He Named Me Malala shows how animation can contribute to documentary filmmaking. An early example, Windsor McKay’s depiction of the sinking of the Lusitania from 1918, is regarded as the first animated documentary. Director Ari Folman’s 2008 film Waltz with Bashir has been cited as the first feature-length animated documentary. More recently, Amazon Gold—which includes animation directed by CalArts alumnus Will Kim, was screened on PBS, and at a 2014 gathering for climate change talks hosted by the United Nations. In recent years, animated graphic and visual effects illustrate complex concepts and information such as in Guggenheim’s An Inconvenient Truth.

It’s no surprise that a team of CalArts alumni and students are exploring the future of animated documentary. Since its inception, the Institute has been at the vanguard of contemporary animation. According to Fast Company, “Graduates from Los Angeles-area animation powerhouse CalArts have collectively directed $32 billion worth of blockbusters, picked up a 2015 Oscar for Big Hero 6, migrated north with staggering regularity to produce hits for Pixar, created TV game changer SpongeBob Square Pants and co-directed Disney's Frozen, the top-grossing animation feature in history.” Prominent alumni of the Experimental Animation Program include Jorge Gutierrez (Book of Life) Stephen Hillenburg (SpongeBob Square Pants) and Henry Selick (Coraline).

About CalArts Experimental Animation Program

More information about He Named Me Malala:
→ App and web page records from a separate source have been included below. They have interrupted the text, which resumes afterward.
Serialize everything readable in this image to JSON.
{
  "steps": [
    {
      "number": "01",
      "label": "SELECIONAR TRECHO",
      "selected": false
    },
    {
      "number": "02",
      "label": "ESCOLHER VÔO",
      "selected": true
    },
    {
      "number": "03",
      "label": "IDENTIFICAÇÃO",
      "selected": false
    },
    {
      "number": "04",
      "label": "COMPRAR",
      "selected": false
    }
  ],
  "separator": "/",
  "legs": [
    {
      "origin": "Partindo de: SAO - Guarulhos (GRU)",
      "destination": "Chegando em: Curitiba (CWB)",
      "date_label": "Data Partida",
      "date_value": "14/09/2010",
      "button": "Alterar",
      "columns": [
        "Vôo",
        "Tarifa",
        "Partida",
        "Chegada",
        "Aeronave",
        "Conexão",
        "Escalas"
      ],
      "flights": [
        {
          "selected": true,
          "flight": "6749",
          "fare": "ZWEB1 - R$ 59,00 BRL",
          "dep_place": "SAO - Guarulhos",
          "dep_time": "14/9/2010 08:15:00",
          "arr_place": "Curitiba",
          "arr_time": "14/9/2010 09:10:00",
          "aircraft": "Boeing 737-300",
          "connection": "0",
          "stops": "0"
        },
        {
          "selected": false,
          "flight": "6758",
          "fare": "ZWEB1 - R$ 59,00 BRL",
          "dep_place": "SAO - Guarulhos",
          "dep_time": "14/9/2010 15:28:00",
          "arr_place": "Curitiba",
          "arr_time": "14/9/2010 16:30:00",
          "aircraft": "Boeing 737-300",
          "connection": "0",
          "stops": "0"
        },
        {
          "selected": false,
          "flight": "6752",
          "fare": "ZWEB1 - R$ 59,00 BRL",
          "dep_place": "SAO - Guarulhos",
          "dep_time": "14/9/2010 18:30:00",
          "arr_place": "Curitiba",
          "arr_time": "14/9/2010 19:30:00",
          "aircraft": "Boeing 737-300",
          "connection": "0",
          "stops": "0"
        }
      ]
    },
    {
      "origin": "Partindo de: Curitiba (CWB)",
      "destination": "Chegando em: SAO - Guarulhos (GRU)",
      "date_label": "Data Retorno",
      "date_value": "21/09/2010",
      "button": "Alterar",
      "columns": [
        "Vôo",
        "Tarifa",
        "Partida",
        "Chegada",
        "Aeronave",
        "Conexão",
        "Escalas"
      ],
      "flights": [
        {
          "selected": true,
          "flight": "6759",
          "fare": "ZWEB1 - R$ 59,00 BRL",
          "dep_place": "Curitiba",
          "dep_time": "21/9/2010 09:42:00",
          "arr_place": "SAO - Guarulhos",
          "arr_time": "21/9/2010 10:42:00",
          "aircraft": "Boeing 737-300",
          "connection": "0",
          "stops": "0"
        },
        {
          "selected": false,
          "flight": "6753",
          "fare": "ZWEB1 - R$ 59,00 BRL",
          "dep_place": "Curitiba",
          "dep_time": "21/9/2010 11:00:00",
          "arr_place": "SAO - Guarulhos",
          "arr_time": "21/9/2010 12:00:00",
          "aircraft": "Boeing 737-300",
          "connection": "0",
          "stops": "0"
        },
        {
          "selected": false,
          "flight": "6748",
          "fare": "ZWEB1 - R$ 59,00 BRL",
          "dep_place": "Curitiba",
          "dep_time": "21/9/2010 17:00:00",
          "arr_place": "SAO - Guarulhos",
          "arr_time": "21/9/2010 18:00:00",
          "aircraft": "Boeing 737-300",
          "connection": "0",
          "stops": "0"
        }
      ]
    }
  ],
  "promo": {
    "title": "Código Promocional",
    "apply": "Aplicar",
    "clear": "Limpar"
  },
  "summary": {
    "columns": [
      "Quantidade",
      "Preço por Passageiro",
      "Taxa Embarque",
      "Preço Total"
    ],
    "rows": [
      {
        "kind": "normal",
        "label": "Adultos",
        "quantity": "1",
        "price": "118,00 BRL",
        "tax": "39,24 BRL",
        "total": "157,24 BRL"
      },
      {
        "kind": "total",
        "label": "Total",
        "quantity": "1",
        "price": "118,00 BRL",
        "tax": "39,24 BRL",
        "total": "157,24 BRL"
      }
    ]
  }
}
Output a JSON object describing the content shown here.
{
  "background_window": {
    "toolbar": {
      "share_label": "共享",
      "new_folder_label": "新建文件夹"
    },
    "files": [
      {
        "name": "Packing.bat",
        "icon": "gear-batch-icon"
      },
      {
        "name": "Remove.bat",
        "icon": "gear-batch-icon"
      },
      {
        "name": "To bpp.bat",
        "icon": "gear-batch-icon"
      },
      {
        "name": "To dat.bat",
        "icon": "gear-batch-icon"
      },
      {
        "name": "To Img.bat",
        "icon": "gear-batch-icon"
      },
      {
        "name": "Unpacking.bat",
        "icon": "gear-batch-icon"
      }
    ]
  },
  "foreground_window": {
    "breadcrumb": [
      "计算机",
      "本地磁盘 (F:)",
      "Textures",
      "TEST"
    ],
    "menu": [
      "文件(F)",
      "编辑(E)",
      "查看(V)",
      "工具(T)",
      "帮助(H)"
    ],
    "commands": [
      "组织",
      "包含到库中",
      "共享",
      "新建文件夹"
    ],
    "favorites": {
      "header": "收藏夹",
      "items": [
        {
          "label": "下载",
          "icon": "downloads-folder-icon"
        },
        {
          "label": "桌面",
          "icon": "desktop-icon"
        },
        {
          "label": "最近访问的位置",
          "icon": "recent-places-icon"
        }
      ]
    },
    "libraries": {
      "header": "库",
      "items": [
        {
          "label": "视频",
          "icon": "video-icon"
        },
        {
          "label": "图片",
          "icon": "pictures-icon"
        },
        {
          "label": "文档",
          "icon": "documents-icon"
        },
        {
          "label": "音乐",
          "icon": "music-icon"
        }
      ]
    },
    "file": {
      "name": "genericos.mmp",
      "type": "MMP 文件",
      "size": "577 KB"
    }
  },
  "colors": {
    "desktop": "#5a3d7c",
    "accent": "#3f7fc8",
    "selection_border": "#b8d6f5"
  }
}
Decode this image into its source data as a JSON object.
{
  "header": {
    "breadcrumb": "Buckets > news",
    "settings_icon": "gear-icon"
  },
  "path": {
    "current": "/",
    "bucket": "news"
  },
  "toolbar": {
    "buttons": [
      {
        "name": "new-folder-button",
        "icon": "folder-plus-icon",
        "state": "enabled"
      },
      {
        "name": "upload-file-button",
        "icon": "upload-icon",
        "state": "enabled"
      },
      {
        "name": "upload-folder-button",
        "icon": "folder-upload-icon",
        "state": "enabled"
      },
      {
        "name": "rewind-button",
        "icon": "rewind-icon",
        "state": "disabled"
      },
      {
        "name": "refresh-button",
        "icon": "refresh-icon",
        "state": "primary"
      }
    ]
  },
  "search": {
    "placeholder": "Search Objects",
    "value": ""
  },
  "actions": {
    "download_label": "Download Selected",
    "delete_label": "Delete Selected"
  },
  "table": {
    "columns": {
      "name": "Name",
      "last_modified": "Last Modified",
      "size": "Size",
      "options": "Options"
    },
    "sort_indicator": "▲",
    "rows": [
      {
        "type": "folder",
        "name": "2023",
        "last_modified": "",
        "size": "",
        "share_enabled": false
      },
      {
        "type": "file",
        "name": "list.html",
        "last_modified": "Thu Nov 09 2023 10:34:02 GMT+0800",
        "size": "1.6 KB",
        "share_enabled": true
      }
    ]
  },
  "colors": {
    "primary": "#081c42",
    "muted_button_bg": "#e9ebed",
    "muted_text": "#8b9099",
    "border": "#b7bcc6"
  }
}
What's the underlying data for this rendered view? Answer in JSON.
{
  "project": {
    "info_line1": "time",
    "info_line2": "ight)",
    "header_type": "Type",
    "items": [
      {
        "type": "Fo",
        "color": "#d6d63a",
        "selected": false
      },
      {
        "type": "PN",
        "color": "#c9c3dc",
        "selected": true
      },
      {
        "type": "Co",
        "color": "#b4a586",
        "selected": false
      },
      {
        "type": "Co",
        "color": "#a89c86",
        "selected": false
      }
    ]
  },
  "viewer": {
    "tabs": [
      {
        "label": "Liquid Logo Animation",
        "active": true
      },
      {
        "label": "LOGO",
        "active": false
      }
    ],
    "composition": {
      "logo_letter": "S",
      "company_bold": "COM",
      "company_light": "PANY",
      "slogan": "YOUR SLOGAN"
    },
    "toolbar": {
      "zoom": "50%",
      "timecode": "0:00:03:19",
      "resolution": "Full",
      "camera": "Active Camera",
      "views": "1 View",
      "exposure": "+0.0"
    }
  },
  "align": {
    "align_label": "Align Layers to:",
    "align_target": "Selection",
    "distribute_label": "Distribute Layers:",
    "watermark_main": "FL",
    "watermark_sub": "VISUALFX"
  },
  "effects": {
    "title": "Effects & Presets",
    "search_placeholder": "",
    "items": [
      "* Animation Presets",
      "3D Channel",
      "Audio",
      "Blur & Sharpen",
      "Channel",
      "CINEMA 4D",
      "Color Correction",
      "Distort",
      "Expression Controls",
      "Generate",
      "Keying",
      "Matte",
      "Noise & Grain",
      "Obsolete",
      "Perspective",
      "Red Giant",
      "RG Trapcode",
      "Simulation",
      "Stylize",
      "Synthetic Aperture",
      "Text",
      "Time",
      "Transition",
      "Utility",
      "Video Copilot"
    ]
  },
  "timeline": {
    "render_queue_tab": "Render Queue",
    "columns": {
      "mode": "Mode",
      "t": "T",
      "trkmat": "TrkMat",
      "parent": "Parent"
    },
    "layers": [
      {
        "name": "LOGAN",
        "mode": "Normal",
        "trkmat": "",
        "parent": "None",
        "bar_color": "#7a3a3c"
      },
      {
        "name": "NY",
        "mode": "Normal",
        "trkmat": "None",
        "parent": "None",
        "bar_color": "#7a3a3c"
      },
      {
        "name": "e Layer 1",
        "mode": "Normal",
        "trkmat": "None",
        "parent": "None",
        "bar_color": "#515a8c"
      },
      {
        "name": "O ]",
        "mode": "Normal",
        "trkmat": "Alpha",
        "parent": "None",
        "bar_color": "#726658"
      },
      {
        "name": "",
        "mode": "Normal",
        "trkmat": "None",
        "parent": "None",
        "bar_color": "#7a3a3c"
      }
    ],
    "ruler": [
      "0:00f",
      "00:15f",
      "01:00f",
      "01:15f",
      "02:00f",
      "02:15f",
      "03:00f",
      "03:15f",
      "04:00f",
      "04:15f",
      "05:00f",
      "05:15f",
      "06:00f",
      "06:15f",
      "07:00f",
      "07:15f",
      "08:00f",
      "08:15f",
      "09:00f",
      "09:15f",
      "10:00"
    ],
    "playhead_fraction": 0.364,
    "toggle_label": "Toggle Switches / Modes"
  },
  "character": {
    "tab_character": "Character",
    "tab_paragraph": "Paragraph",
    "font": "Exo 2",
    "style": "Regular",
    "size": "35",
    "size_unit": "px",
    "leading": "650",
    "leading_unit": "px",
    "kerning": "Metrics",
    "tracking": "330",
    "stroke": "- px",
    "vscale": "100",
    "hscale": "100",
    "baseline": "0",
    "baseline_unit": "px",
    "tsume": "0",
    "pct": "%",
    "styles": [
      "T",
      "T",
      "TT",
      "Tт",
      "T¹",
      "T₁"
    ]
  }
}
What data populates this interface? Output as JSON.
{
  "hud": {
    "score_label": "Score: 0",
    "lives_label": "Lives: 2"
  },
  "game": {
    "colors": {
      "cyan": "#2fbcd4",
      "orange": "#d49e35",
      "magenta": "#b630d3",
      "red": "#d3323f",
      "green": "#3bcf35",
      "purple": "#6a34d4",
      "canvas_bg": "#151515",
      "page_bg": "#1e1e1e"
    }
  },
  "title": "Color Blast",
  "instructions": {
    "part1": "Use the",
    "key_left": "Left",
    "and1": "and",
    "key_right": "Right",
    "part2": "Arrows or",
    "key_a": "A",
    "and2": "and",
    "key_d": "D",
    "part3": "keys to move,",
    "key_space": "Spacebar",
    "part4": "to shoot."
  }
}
About the film:
Directed by: Davis Guggenheim
Produced by:  Walter Parkes and Laurie MacDonald under their long-term production partnership with Image Nation Abu Dhabi and co-financed by Participant Media
Featuring: Malala Yousafzai, Ziauddin Yousafzai (father), Toorpekai Yousafzai (mother), Khushal and Atal Yousafzai (brothers) 

He Named Me Malala opens in select theaters on Friday, October 2nd 2015Running Time: 88 min / Rated: PG-13